Wills, Trusts and Powers of Attorney

Wills

 Three important things to remember about wills:

1. A will is a “naming document.” A will can name who will receive assets when the owner dies. A will can name an executor (or personal representative)-the person who will handle assets subject to the will, the debts. And, a will can name a guardian (for minor children).

2. A will impacts assets included in the “probate estate.” It has no impact on an asset for which a “probate-avoider” such as a beneficiary designation is in effect.

3. A will does not result in avoiding probate. In fact, wills are a central document in many probate proceedings.

A person who dies without a valid will is “intestate.” The intestate person has failed to name who will receive assets in his or her probate estate.

Revocable Trusts

A revocable trust, often called a "living" trust". The owner of an asset, during the owner’s lifetime, completes the paperwork and transfers the asset to a new ownership (the trustee under the living trust.) 

For example, George and Barbara create a living trust and transfer their home to trust ownership. When George and Barbara die, the home (being owned by the trust) is not in the probate estate of either of them. Once both George and Barbara have died, the home is dealt with in the manner they directed in the trust document.

A living trust is also a “naming document”. It names who will receive assets owned by the trust. It also names a trustee (the person in charge of the assets) and successor trustees.

The primary reason to create a living trust is to avoid probate. Assets transferred before death to a living trust are removed from the probate estate.

Living trusts can also provide for lifetime asset management.

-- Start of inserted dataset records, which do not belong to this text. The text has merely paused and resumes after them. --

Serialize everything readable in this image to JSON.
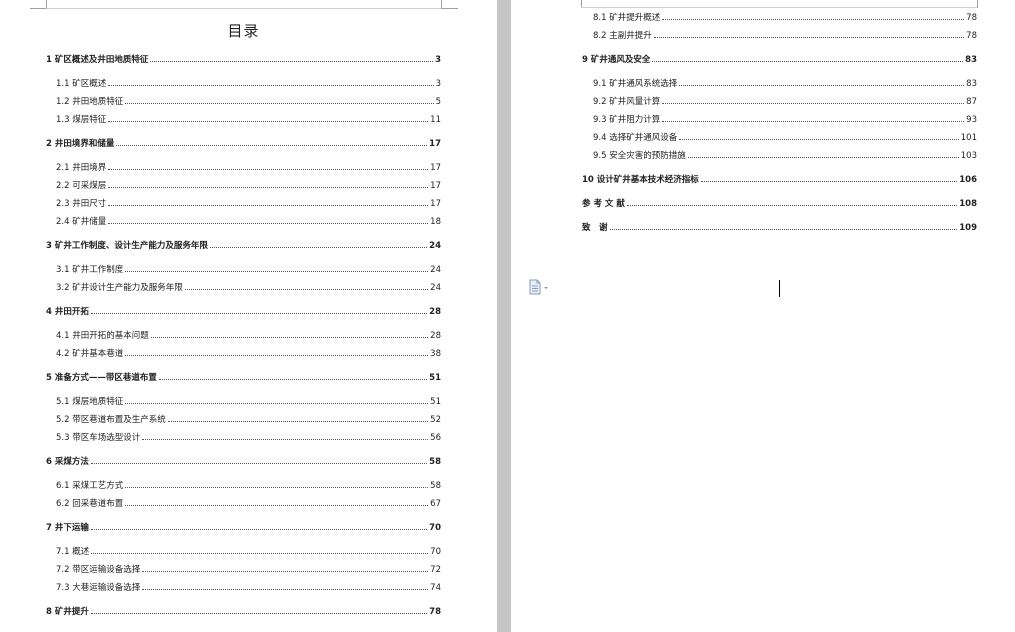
{
  "left_page": {
    "title": "目录",
    "entries": [
      {
        "level": 1,
        "text": "1 矿区概述及井田地质特征",
        "page": "3"
      },
      {
        "level": 2,
        "text": "1.1 矿区概述",
        "page": "3"
      },
      {
        "level": 2,
        "text": "1.2 井田地质特征",
        "page": "5"
      },
      {
        "level": 2,
        "text": "1.3 煤层特征",
        "page": "11"
      },
      {
        "level": 1,
        "text": "2 井田境界和储量",
        "page": "17"
      },
      {
        "level": 2,
        "text": "2.1 井田境界",
        "page": "17"
      },
      {
        "level": 2,
        "text": "2.2 可采煤层",
        "page": "17"
      },
      {
        "level": 2,
        "text": "2.3 井田尺寸",
        "page": "17"
      },
      {
        "level": 2,
        "text": "2.4 矿井储量",
        "page": "18"
      },
      {
        "level": 1,
        "text": "3 矿井工作制度、设计生产能力及服务年限",
        "page": "24"
      },
      {
        "level": 2,
        "text": "3.1 矿井工作制度",
        "page": "24"
      },
      {
        "level": 2,
        "text": "3.2 矿井设计生产能力及服务年限",
        "page": "24"
      },
      {
        "level": 1,
        "text": "4 井田开拓",
        "page": "28"
      },
      {
        "level": 2,
        "text": "4.1 井田开拓的基本问题",
        "page": "28"
      },
      {
        "level": 2,
        "text": "4.2 矿井基本巷道",
        "page": "38"
      },
      {
        "level": 1,
        "text": "5 准备方式——带区巷道布置",
        "page": "51"
      },
      {
        "level": 2,
        "text": "5.1 煤层地质特征",
        "page": "51"
      },
      {
        "level": 2,
        "text": "5.2 带区巷道布置及生产系统",
        "page": "52"
      },
      {
        "level": 2,
        "text": "5.3 带区车场选型设计",
        "page": "56"
      },
      {
        "level": 1,
        "text": "6 采煤方法",
        "page": "58"
      },
      {
        "level": 2,
        "text": "6.1 采煤工艺方式",
        "page": "58"
      },
      {
        "level": 2,
        "text": "6.2 回采巷道布置",
        "page": "67"
      },
      {
        "level": 1,
        "text": "7 井下运输",
        "page": "70"
      },
      {
        "level": 2,
        "text": "7.1 概述",
        "page": "70"
      },
      {
        "level": 2,
        "text": "7.2 带区运输设备选择",
        "page": "72"
      },
      {
        "level": 2,
        "text": "7.3 大巷运输设备选择",
        "page": "74"
      },
      {
        "level": 1,
        "text": "8 矿井提升",
        "page": "78"
      }
    ]
  },
  "right_page": {
    "entries": [
      {
        "level": 2,
        "text": "8.1 矿井提升概述",
        "page": "78"
      },
      {
        "level": 2,
        "text": "8.2 主副井提升",
        "page": "78"
      },
      {
        "level": 1,
        "text": "9 矿井通风及安全",
        "page": "83"
      },
      {
        "level": 2,
        "text": "9.1 矿井通风系统选择",
        "page": "83"
      },
      {
        "level": 2,
        "text": "9.2 矿井风量计算",
        "page": "87"
      },
      {
        "level": 2,
        "text": "9.3 矿井阻力计算",
        "page": "93"
      },
      {
        "level": 2,
        "text": "9.4 选择矿井通风设备",
        "page": "101"
      },
      {
        "level": 2,
        "text": "9.5 安全灾害的预防措施",
        "page": "103"
      },
      {
        "level": 1,
        "text": "10 设计矿井基本技术经济指标",
        "page": "106"
      },
      {
        "level": 1,
        "text": "参 考 文 献",
        "page": "108"
      },
      {
        "level": 1,
        "text": "致　谢",
        "page": "109"
      }
    ]
  },
  "icons": {
    "paste_options": "document-paste-icon"
  }
}
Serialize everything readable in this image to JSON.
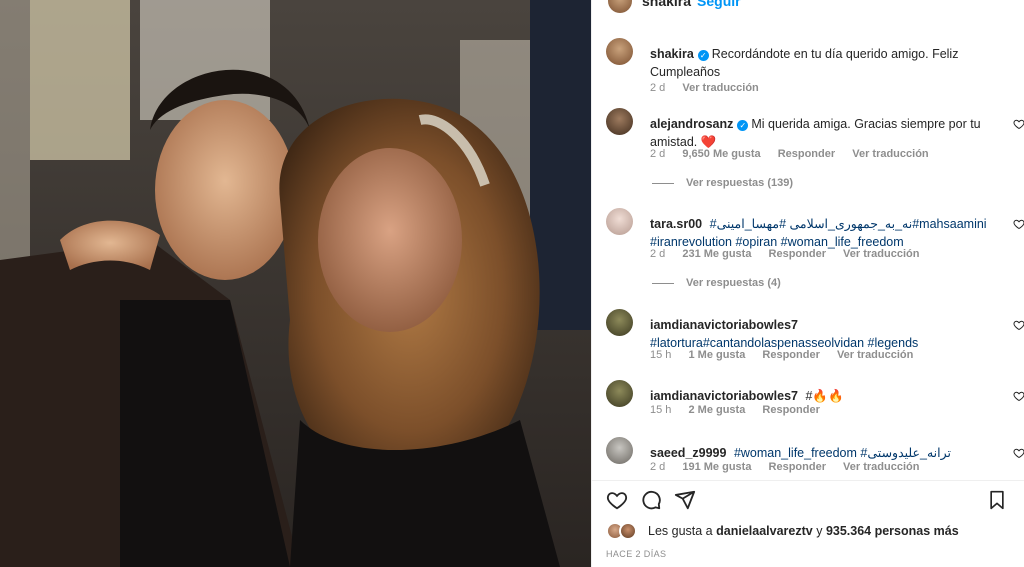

Financial Power of Attorney

An ordinary power of attorney is a legal document, signed by a competent person, which gives another person the authority to handle some or all the first person’s affairs. The first person is called the “principal.” The individual acting on behalf of the principal is called the “agent” or “attorney-in-fact” (although he or she need not actually be an attorney). Lawyers usually prepare powers of attorney.


A power of attorney is only valid if the principal was mentally competent when he signed it, and powers of attorney generally end automatically when the principal dies or becomes incapacitated. 


An ordinary power of attorney is good only as long as the principal is mentally alert. A durable power of attorney is a special kind of power of attorney that continues to operate even after the principal becomes incapacitated. 

Healthcare Power of Attorney

A Healthcare Power of Attorney allows for health care decisions to be made by an agent or proxy chosen in advance. Healthcare Power of Attorney are health-oriented variations of a general form for proxy decisionmaking known as a power of attorney.

Where a living will is only effective when you are incapacitated and either dying or permanently unconscious, a Healthcare Power of Attorney is in effect all the time. You may be ill or seriously injured but not dying. You may simply need someone to advocate for you and see that appropriate decisions are made concerning your health care.

Living Will

 A living will is a document in which you state that you do not wish to receive lifeprolonging treatment in the event you suffer a terminal illness or become permanently unconscious and become incompetent to make health care decisions.